A fully-packed Barge Canal Coffee Co. welcomed Gandalf Murphy and the Slambovian Circus of Dreams last Saturday night for their annual intimate birthday concert for longtime Barge night manager, Susan Pasachnik. The pseudo-psychedelic-folk-rock band is a Hamilton favorite known for being very lively, drawing in passers-by from the cold throughout the show.

The band, which also goes by “The Grand Slambovians,” wowed the crowd with their powerful and outrageous presence. Lead singer and guitarist Joziah Longo entered sporting a straw top hat over chin-length dark hair, paired with an eclectic outfit.

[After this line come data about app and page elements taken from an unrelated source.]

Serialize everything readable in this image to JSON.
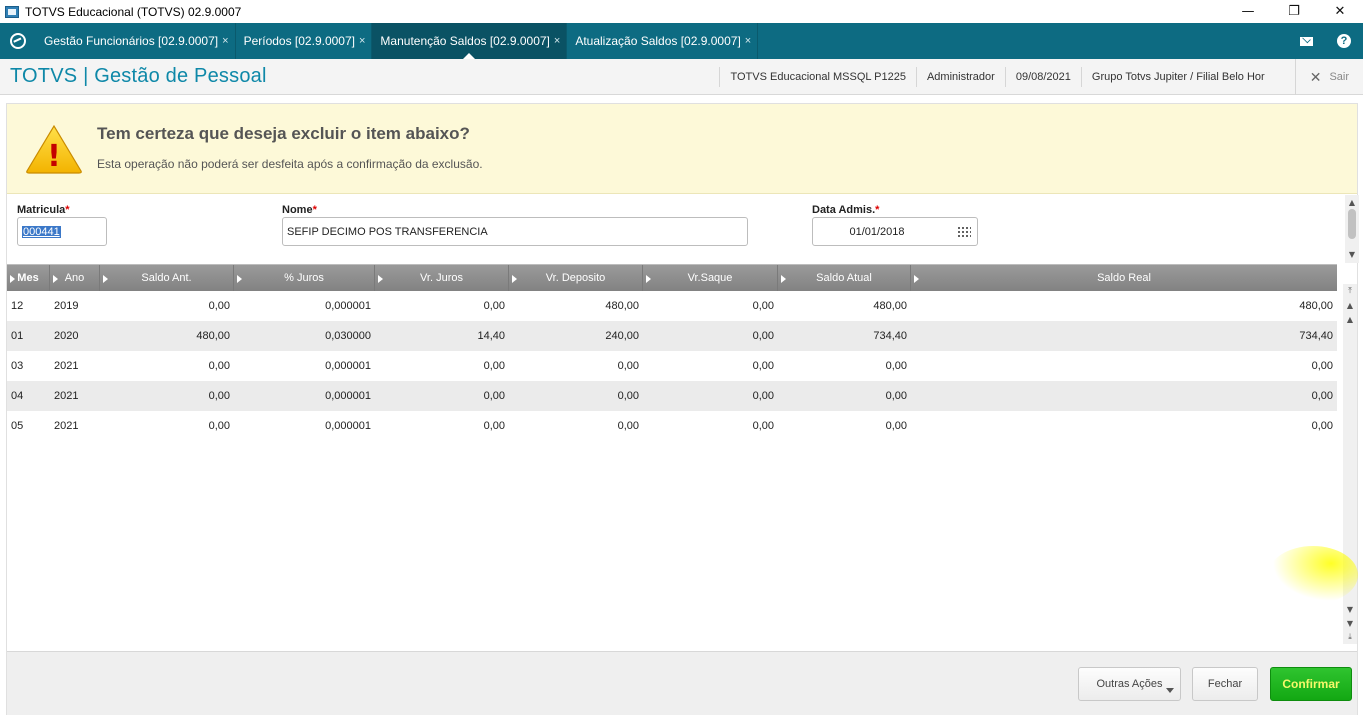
{
  "window": {
    "title": "TOTVS Educacional (TOTVS) 02.9.0007",
    "minimize_glyph": "—",
    "restore_glyph": "❐",
    "close_glyph": "✕"
  },
  "tabs": [
    {
      "label": "Gestão Funcionários [02.9.0007]",
      "active": false
    },
    {
      "label": "Períodos [02.9.0007]",
      "active": false
    },
    {
      "label": "Manutenção Saldos [02.9.0007]",
      "active": true
    },
    {
      "label": "Atualização Saldos [02.9.0007]",
      "active": false
    }
  ],
  "tab_close_glyph": "×",
  "header": {
    "brand": "TOTVS | Gestão de Pessoal",
    "server": "TOTVS Educacional MSSQL P1225",
    "user": "Administrador",
    "date": "09/08/2021",
    "company": "Grupo Totvs Jupiter / Filial Belo Hor",
    "logout_glyph": "✕",
    "logout_label": "Sair"
  },
  "icons": {
    "help_glyph": "?"
  },
  "warning": {
    "title": "Tem certeza que deseja excluir o item abaixo?",
    "subtitle": "Esta operação não poderá ser desfeita após a confirmação da exclusão.",
    "icon_glyph": "!"
  },
  "fields": {
    "matricula": {
      "label": "Matricula",
      "value": "000441"
    },
    "nome": {
      "label": "Nome",
      "value": "SEFIP DECIMO POS TRANSFERENCIA"
    },
    "data_admis": {
      "label": "Data Admis.",
      "value": "01/01/2018"
    },
    "required_mark": "*"
  },
  "grid": {
    "columns": [
      "Mes",
      "Ano",
      "Saldo Ant.",
      "% Juros",
      "Vr. Juros",
      "Vr. Deposito",
      "Vr.Saque",
      "Saldo Atual",
      "Saldo Real"
    ],
    "rows": [
      [
        "12",
        "2019",
        "0,00",
        "0,000001",
        "0,00",
        "480,00",
        "0,00",
        "480,00",
        "480,00"
      ],
      [
        "01",
        "2020",
        "480,00",
        "0,030000",
        "14,40",
        "240,00",
        "0,00",
        "734,40",
        "734,40"
      ],
      [
        "03",
        "2021",
        "0,00",
        "0,000001",
        "0,00",
        "0,00",
        "0,00",
        "0,00",
        "0,00"
      ],
      [
        "04",
        "2021",
        "0,00",
        "0,000001",
        "0,00",
        "0,00",
        "0,00",
        "0,00",
        "0,00"
      ],
      [
        "05",
        "2021",
        "0,00",
        "0,000001",
        "0,00",
        "0,00",
        "0,00",
        "0,00",
        "0,00"
      ]
    ]
  },
  "scroll_glyphs": {
    "up": "▲",
    "down": "▼",
    "top": "⤒",
    "bottom": "⤓"
  },
  "footer": {
    "outras_acoes": "Outras Ações",
    "fechar": "Fechar",
    "confirmar": "Confirmar"
  },
  "colors": {
    "tabbar": "#0d6b82",
    "brand": "#0e88a8",
    "warning_bg": "#fdf9d8",
    "confirm": "#13a813"
  }
}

As the music began, so did a choreographed psychedelic lightshow. The Grand Slambovians in their title track came to drown the senses. The song featured the sounds of an accordion played by Tink Lloyd and trance-inducing mandolin solos played by Sharkey McEwen. Although The Grand Slambovians may seem like an odd presence in sleepy Hamilton, the local audience members mouthed the words to every song and some even sported the band’s t-shirts.

The band followed up with songs “Sunday in the Rain” and a sing-along, “A Very Unusual Head,” which got all 60 audience members in the Barge carrying a tune. At one point, Longo took a poll to see who of the audience had never seen the band before; only a minority raised their hands. Between tracks, Longo told stories of the band’s long and meandering path through the music business, through name changes and labels all the way to their new compilation album, “A Box of Everything,” to be released April 1.

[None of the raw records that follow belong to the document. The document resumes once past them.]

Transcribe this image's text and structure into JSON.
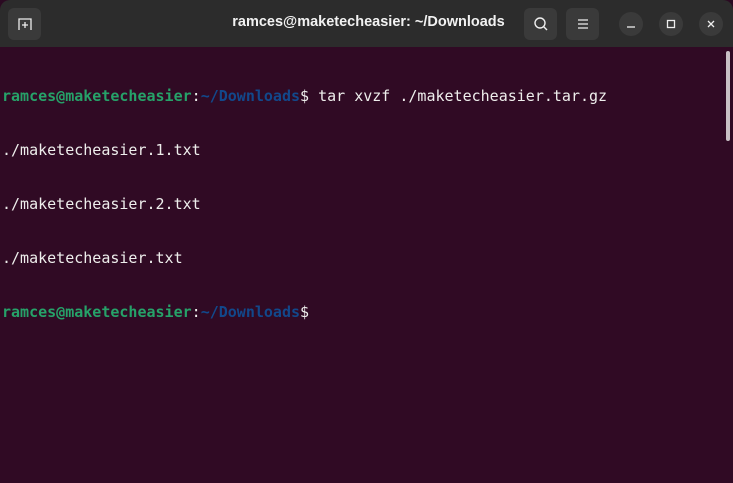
{
  "window": {
    "title": "ramces@maketecheasier: ~/Downloads"
  },
  "header": {
    "new_tab_icon": "new-tab-icon",
    "search_icon": "search-icon",
    "menu_icon": "hamburger-menu-icon",
    "minimize_icon": "minimize-icon",
    "maximize_icon": "maximize-icon",
    "close_icon": "close-icon"
  },
  "terminal": {
    "prompt1": {
      "user": "ramces@maketecheasier",
      "sep": ":",
      "path": "~/Downloads",
      "symbol": "$",
      "command": " tar xvzf ./maketecheasier.tar.gz"
    },
    "output": [
      "./maketecheasier.1.txt",
      "./maketecheasier.2.txt",
      "./maketecheasier.txt"
    ],
    "prompt2": {
      "user": "ramces@maketecheasier",
      "sep": ":",
      "path": "~/Downloads",
      "symbol": "$"
    }
  },
  "colors": {
    "background": "#300a24",
    "user": "#26a269",
    "path": "#12488b",
    "header": "#2c2c2c"
  }
}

Throughout their career, audience members often didn’t know what to make of The Grand Slambovians. While introducing their song “Very Happy Now,” which they paired in a medley with The Ramones’ “I Wanna Be Sedated,” the band recalled their first trip to the U.K., where they were mistakenly placed in a classic rock festival.

In the U.S., The Grand Slambovians gained popularity by posing as a folk band and “invading” the folk concert circuit. The band clearly has folk influences, but the fantastical elements place them closer to the realm of “Alice in Wonderland” than traditional folk. According to their Web site, the band identifies as having “pioneered the alt-folk/Americana genre,” a unique crossover that can appeal to a variety of tastes.

In their involvement in the folk circuit, the band has played several times at the Strawberry Festival, a philanthropic festival in Beacon, NY founded by the late Pete Seeger. During the introduction to the song “Suzanne,” written for Pete Seeger’s wife, Toshi, Joziah recalled a discussion he and Seeger shared.

“He had a very profound mind, and I think that always came through in his music,” said Longo of Seeger, who died in late January of this year.

Although The Grand Slambovians are more accustomed to larger-scale venues and bigger crowds, they seemed to enjoy doing this show at the Barge every year because of its intimacy and subsequent ability to closely interact with the crowd. Despite the modest reputation of Hamilton and the typically low-key atmosphere of the Barge, The Grand Slambovians’ performance shows that even in the middle of nowhere, the Colgate and Hamilton community is connected to some pretty monumental people.